* [TASK PROMPT]:
The answer must consist of each line below that holds the word "guide", copied as it stands.

*** Opening EXERCISE DATA ***

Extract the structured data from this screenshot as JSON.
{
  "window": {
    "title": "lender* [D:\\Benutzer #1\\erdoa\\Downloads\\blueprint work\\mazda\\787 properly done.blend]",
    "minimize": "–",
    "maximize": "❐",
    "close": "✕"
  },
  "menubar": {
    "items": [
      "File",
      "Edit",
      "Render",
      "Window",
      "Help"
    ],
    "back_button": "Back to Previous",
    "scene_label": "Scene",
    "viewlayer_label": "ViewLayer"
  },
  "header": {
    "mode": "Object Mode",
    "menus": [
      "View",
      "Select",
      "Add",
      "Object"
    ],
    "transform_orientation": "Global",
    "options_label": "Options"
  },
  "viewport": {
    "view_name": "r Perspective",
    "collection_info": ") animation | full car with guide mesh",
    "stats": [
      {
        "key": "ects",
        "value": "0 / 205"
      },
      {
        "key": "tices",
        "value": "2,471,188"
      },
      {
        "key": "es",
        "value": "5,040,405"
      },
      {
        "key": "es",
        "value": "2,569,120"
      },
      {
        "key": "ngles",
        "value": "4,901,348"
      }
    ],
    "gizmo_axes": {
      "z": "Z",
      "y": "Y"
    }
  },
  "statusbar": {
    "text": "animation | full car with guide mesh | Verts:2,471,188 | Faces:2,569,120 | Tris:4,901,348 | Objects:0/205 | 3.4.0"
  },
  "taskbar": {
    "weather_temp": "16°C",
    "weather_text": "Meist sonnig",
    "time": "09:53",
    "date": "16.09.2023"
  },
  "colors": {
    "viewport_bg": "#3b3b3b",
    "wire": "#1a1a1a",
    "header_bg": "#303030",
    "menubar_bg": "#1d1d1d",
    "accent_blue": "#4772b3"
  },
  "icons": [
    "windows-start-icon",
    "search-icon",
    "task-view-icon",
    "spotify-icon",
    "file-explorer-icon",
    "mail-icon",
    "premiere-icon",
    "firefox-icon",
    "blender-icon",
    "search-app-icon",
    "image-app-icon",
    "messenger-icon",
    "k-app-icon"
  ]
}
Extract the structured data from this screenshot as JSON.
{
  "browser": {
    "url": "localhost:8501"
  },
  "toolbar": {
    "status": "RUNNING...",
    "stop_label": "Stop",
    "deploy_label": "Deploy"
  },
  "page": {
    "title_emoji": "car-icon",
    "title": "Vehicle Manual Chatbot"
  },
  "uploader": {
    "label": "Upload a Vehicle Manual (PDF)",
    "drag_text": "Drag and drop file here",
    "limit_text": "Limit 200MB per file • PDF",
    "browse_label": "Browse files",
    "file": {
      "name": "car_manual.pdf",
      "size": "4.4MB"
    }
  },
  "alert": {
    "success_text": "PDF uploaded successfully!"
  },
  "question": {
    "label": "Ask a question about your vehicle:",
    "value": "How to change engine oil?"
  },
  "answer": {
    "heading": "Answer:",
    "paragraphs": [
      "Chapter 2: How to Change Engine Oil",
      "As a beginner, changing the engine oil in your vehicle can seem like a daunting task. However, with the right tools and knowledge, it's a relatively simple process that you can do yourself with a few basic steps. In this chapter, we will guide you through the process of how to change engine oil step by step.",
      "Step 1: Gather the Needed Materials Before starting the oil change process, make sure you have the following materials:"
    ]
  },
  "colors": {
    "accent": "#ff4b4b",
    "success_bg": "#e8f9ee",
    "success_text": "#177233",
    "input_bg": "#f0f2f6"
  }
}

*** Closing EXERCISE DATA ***

* [RESPONSE TO THIS TASK]:
    "collection_info": ") animation | full car with guide mesh",
    "text": "animation | full car with guide mesh | Verts:2,471,188 | Faces:2,569,120 | Tris:4,901,348 | Objects:0/205 | 3.4.0"
      "As a beginner, changing the engine oil in your vehicle can seem like a daunting task. However, with the right tools and knowledge, it's a relatively simple process that you can do yourself with a few basic steps. In this chapter, we will guide you through the process of how to change engine oil step by step.",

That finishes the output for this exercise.